On “Mended”, one of her most iconic, most indelible early singles, Vera Blue sang about the torturous process of trying to overcome the heartbreak of a love turned sour. With deft, steely lyricism, the Sydney-based singer and songwriter, real name Celia Pavey, channelled the feeling of losing one’s sense of self during a breakup: “What am I supposed to do?” she sang, “When most of me still belongs to you?”
“Mended” is a song about when a powerful love has ended and can take tremendous effort and time to heal. It’s a relatable feeling for anyone who has ever experienced a breakup, or dramatic loss. Five years and countless beloved singles and collaborations later, Pavey has returned with “The Curse” — another powerful ballad about what happens when true love can feel like torture. Chronicling the experience of falling in love with a friend and having to reckon what that might mean for the friendship itself, it finds Pavey at the height of her powers, writing about difficult subject matter with grace and ingenuity. “It’s been a long time since I’ve put out a song like this,” says Pavey. “I think it’s time to show those raw emotions again, in more of a deep, heavy way, with more sadness.”

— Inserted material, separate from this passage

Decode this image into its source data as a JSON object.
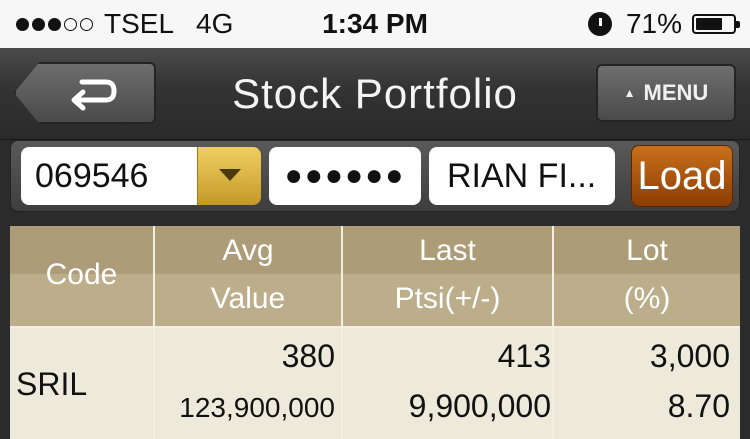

“The Curse” might be one of the heaviest Vera Blue songs to date, but it wasn’t born from a place of sadness in Pavey’s own life. “At the moment, my life and my relationship are really beautiful — I’m in love, and I’ve got a really beautiful partner and I have a puppy, I feel settled,” she says. Instead of trying to write about her own life, Pavey took inspiration from a friend, as she did when writing 2021’s “Temper”, who found herself falling for someone she didn’t want to — an experience Pavey herself could relate to completely.
“When I see my friends hurting or going through something, it hurts just as much as it would if it were myself going through it. I am an empath big time so raw emotions immediately come to the surface. When I was writing ‘The Curse’, I’ve found myself inspired by the lives of people that I’m close to, yet all these things that I’m writing about I relate to 100% and have happened to me. It’s almost like it’s happening all over again but my perspective is on the outside.”
With her friend’s struggles at the front of Pavey’s mind, the initial framework for “The Curse” came quickly and easily. Sitting alone at her piano, Pavey started writing the song’s chords and lyrics, unsure if they were worth pursuing. Help finishing the song came from an unlikely source: Billy Johnston, Pavey’s own boyfriend. “Billy came home [one day] I played ‘The Curse’ for him, and he was like, ‘Wow, this is amazing.’,” she recalls, “So we sat down and finished the song together. I’ve never written with Billy before. I think the most unique thing for me was the trust and openness we had when writing together. I felt a new level of fearlessness to say certain things I normally wouldn’t. His production and recording knowledge along with Andy’s helped me put the song together piece by piece, pushing The Curse into a new world.”
Even as a raw demo, Pavey and Johnston knew that “The Curse” was something special, powerful, and surprising lyrics like “Innocent white lies/Never looking you straight in the eyes/Yet you knew it was all bullshit” revealing the ballad’s resigned intensity. Working closely with Pavey’s long-time musical partners Tom and Andy Mak, as well as Grammy-winning engineer Mark Rankin, they built it into a classic Vera Blue power ballad, complete with live strings and a sweeping, spine-tingling bridge, electronic beats, and vocal harmonies. Some production elements were kept from the demo. It was an arduous, months long process to achieve the right balance of intimacy and grandiosity — a tightrope perfectly walked on the final song. A tantalising taste of a new Vera Blue album, it shows Pavey at the height of her powers, emotive and clear-eyed as ever. “This song was so delicate, and it was a monster to finally finish it,” says Pavey. “Now that it’s finished and mixed, it doesn’t feel like a curse anymore — it feels like a dream.”